____ Source material

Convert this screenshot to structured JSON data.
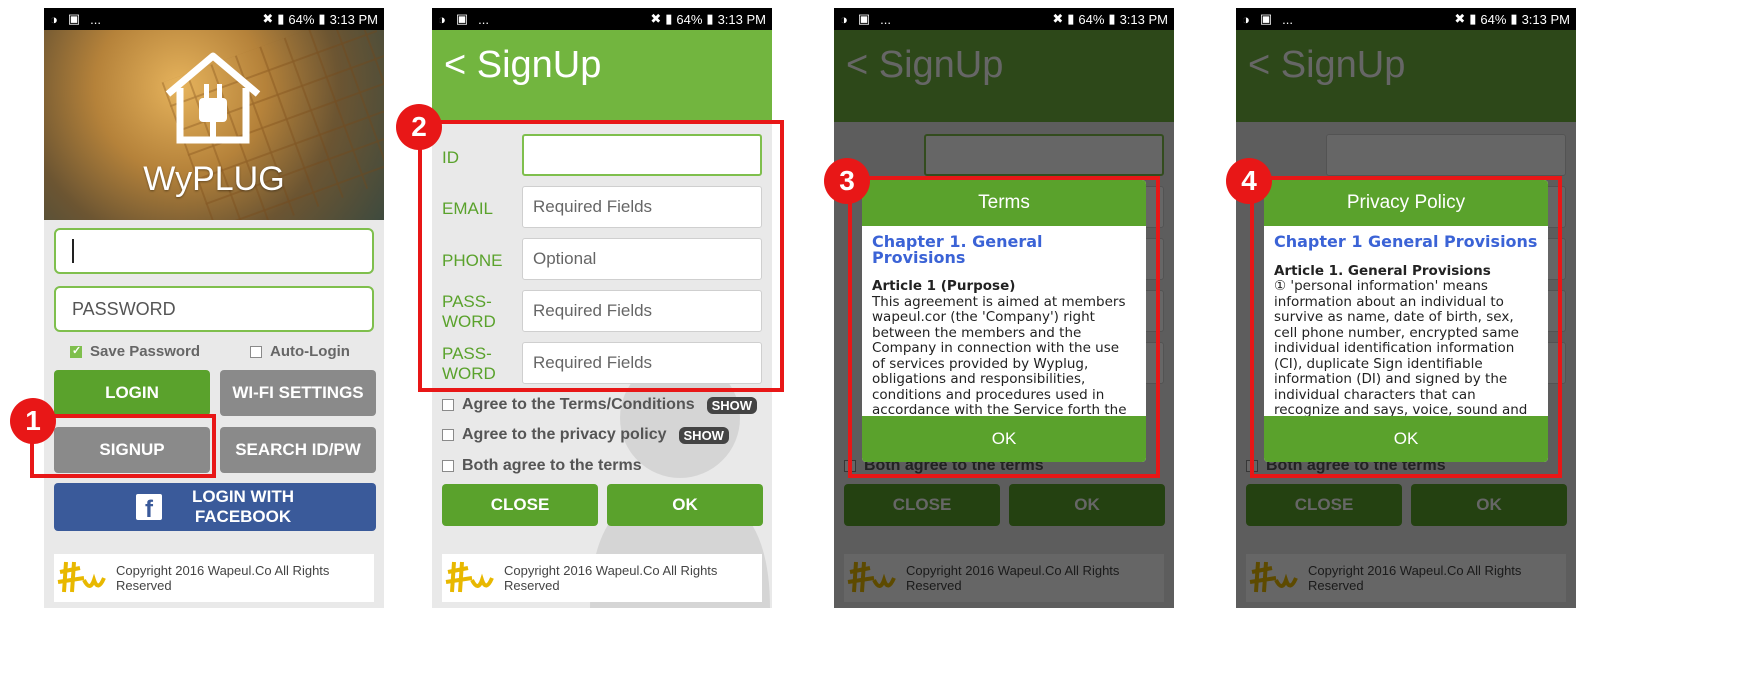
{
  "status_bar": {
    "battery": "64%",
    "time": "3:13 PM",
    "more": "..."
  },
  "login": {
    "brand": "WyPLUG",
    "password_placeholder": "PASSWORD",
    "save_password_label": "Save Password",
    "auto_login_label": "Auto-Login",
    "login_button": "LOGIN",
    "wifi_button": "WI-FI SETTINGS",
    "signup_button": "SIGNUP",
    "search_button": "SEARCH ID/PW",
    "facebook_button_line1": "LOGIN WITH",
    "facebook_button_line2": "FACEBOOK"
  },
  "footer": {
    "copyright": "Copyright 2016 Wapeul.Co All Rights Reserved"
  },
  "signup": {
    "title": "< SignUp",
    "fields": [
      {
        "label": "ID",
        "placeholder": ""
      },
      {
        "label": "EMAIL",
        "placeholder": "Required Fields"
      },
      {
        "label": "PHONE",
        "placeholder": "Optional"
      },
      {
        "label": "PASS-\nWORD",
        "placeholder": "Required Fields"
      },
      {
        "label": "PASS-\nWORD",
        "placeholder": "Required Fields"
      }
    ],
    "agree_terms": "Agree to the Terms/Conditions",
    "agree_privacy": "Agree to the privacy policy",
    "agree_both": "Both agree to the terms",
    "show_label": "SHOW",
    "close_button": "CLOSE",
    "ok_button": "OK"
  },
  "terms_dialog": {
    "title": "Terms",
    "chapter": "Chapter 1. General Provisions",
    "article": "Article 1 (Purpose)",
    "body": "This agreement is aimed at members wapeul.cor (the 'Company') right between the members and the Company in connection with the use of services provided by Wyplug, obligations and responsibilities, conditions and procedures used in accordance with the Service forth the basics The by.",
    "ok": "OK"
  },
  "privacy_dialog": {
    "title": "Privacy Policy",
    "chapter": "Chapter 1 General Provisions",
    "article": "Article 1. General Provisions",
    "body": "① 'personal information' means information about an individual to survive as name, date of birth, sex, cell phone number, encrypted same individual identification information (CI), duplicate Sign identifiable information (DI) and signed by the individual characters that can recognize and says, voice, sound and",
    "ok": "OK"
  },
  "callouts": [
    "1",
    "2",
    "3",
    "4"
  ],
  "colors": {
    "green": "#5aa22c",
    "appbar": "#72b53f",
    "red": "#e81717",
    "facebook": "#3a5a9a",
    "link_blue": "#3b63d6"
  }
}
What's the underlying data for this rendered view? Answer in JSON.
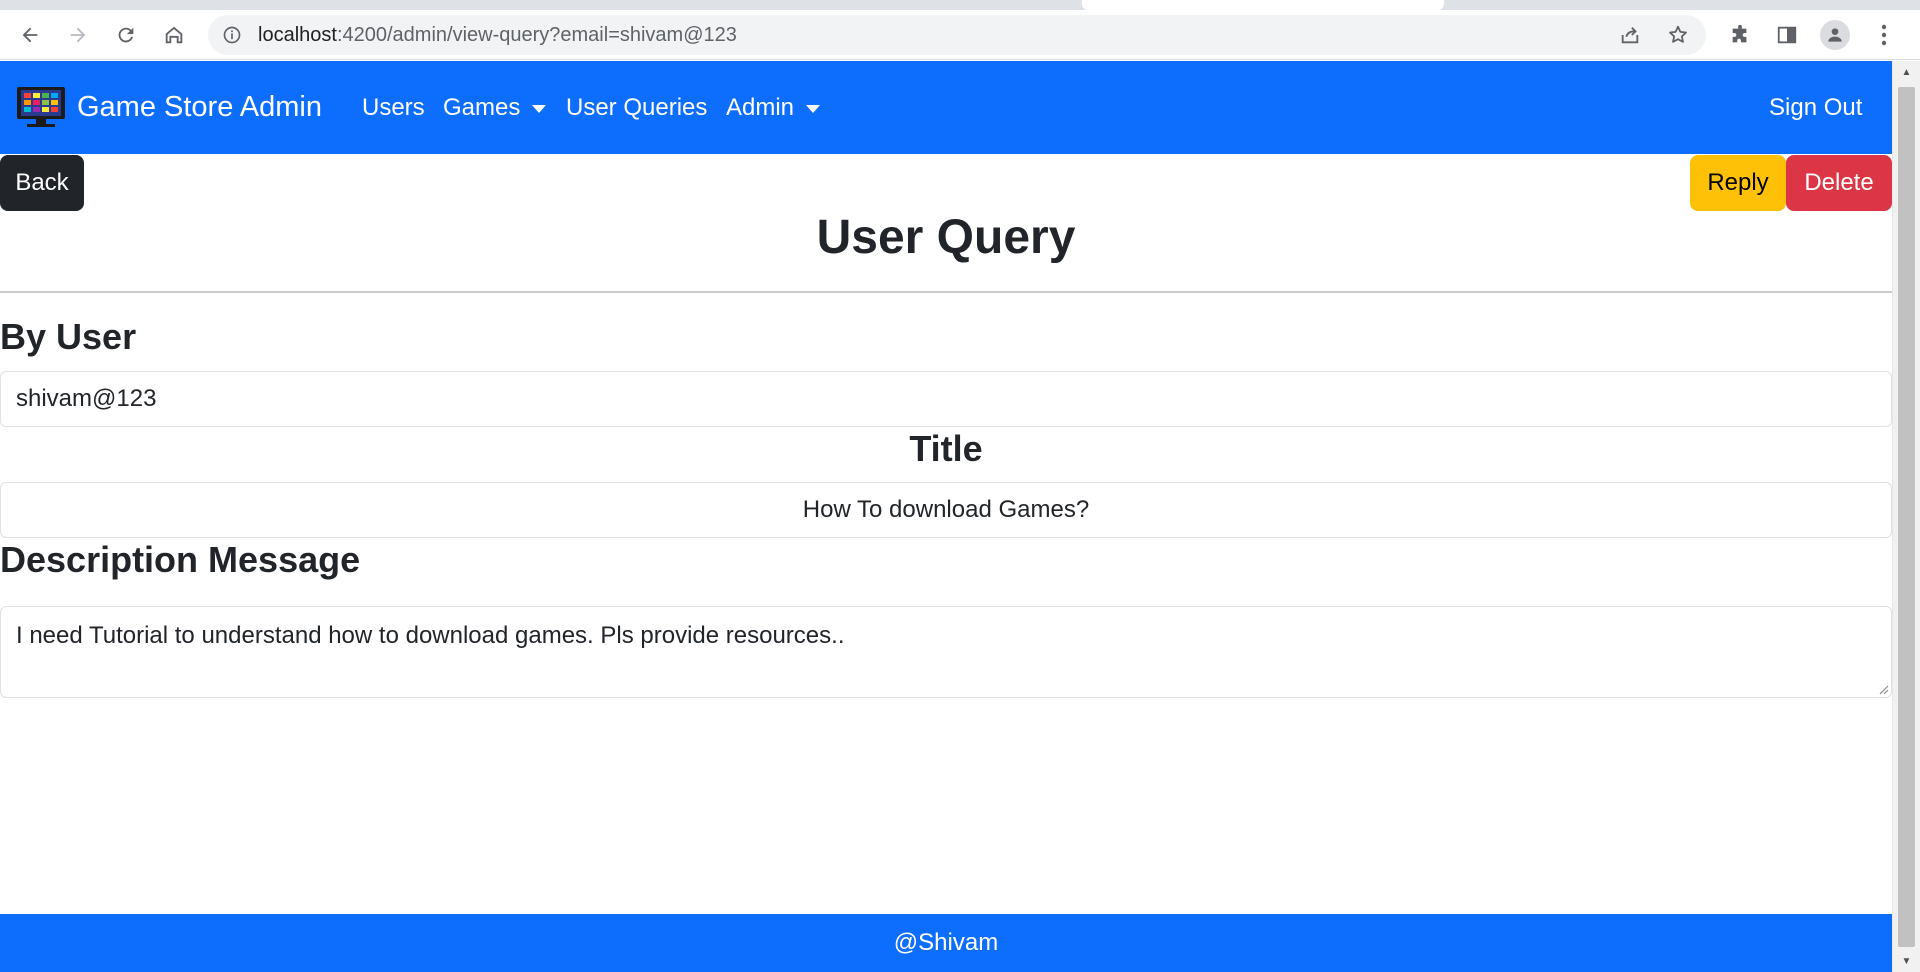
{
  "browser": {
    "url_host": "localhost",
    "url_path": ":4200/admin/view-query?email=shivam@123"
  },
  "navbar": {
    "brand": "Game Store Admin",
    "items": [
      {
        "label": "Users"
      },
      {
        "label": "Games"
      },
      {
        "label": "User Queries"
      },
      {
        "label": "Admin"
      }
    ],
    "sign_out": "Sign Out"
  },
  "actions": {
    "back": "Back",
    "reply": "Reply",
    "delete": "Delete"
  },
  "page": {
    "title": "User Query",
    "by_user_label": "By User",
    "by_user_value": "shivam@123",
    "title_label": "Title",
    "title_value": "How To download Games?",
    "description_label": "Description Message",
    "description_value": "I need Tutorial to understand how to download games. Pls provide resources.."
  },
  "footer": {
    "text": "@Shivam"
  },
  "colors": {
    "primary": "#0d6efd",
    "dark": "#212529",
    "warning": "#ffc107",
    "danger": "#dc3545"
  }
}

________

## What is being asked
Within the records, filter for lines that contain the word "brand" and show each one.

## Answer for this exercise
    "brand": "WyPLUG",
    "brand": "Game Store Admin",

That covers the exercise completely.